Pushing the Envelope on Bandwidth
Daniel DeAraujo, Mentor

Abstract: The thirst for higher bandwidth driven by mobile, Big Data, and higher performance computing applications presents new challenges for the designers of very high speed PCBs and IC packages.  Faster PCIe, SATA, and SAT interfaces and new 100G/400G systems featuring multi-lane 25-32Gbps SerDes (moving to 56Gbps), and  higher density, lower power, smaller footprint HPC/HBM/3D NAND memory interfaces are sparking a move to signaling technologies (PAM4/8), improved board/package materials, and a better signal/power integrity design discipline.  Today's designers require interdisciplinary electrical, mechanical, thermal, and material engineering skill sets to adequately deal with the increased design complexity and compressed time to profitability.  This discussion will focus on some of the technical, personnel and engineering challenges faced by every very high speed system design team.
Getting the full picture:  Optimizing products from component to system
Margaret Schmitt, Ansys
Abstract:  With the rise of the IoT, autonomous vehicles, and “smart” devices, engineers are faced with new design challenges at a time when connectivity, performance, power efficiency and achieving first-time success is more critical than ever.  To enable the “Internet of Smart, Connected Things”, engineers need to innovate rapidly to incorporate antennas, sensors, and new features into complex systems while avoiding design pitfalls impacting performance and compliance.  At the same time, extremely short development cycles are driving engineers to innovate on their products with very little prototyping and collaboration across teams.  Simulation plays a key role in helping engineers drive innovation, enabling complete virtual prototypes of complex systems to be validated across all physics and engineering disciplines. ANSYS will discuss design challenges at the chip, package, and system level, and how simulation-driven product development can help engineers rapidly innovate new products.

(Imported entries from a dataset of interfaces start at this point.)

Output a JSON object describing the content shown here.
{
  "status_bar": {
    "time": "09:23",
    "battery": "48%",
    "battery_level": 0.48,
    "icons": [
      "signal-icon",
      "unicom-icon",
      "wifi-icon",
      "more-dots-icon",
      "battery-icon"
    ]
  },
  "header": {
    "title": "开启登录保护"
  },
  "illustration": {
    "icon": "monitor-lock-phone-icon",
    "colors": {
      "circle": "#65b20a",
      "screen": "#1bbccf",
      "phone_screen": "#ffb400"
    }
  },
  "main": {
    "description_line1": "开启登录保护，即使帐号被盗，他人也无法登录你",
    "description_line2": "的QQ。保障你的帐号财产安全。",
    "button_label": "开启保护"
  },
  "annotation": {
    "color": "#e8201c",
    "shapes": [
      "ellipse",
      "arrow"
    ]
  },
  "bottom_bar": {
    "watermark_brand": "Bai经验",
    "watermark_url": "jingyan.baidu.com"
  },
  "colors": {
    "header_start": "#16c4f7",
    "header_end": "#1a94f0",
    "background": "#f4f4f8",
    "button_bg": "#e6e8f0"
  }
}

Packaging Directions for High-Performance Silicon Chips
Robert Sankman, Intel
 Chip packaging for advanced node silicon has been heavily influenced by the rapid growth in mobile electronics.  While flipchip interconnects are the choice for high performance silicon in both mobile and traditional computing devices, the packaging form factors and demands vary significantly by the market segment being targeted. Key package types, targeted usages, and enabling considerations will be discussed along with prospects for the future.
Check back with us, as we will continue posting abstracts as they come in.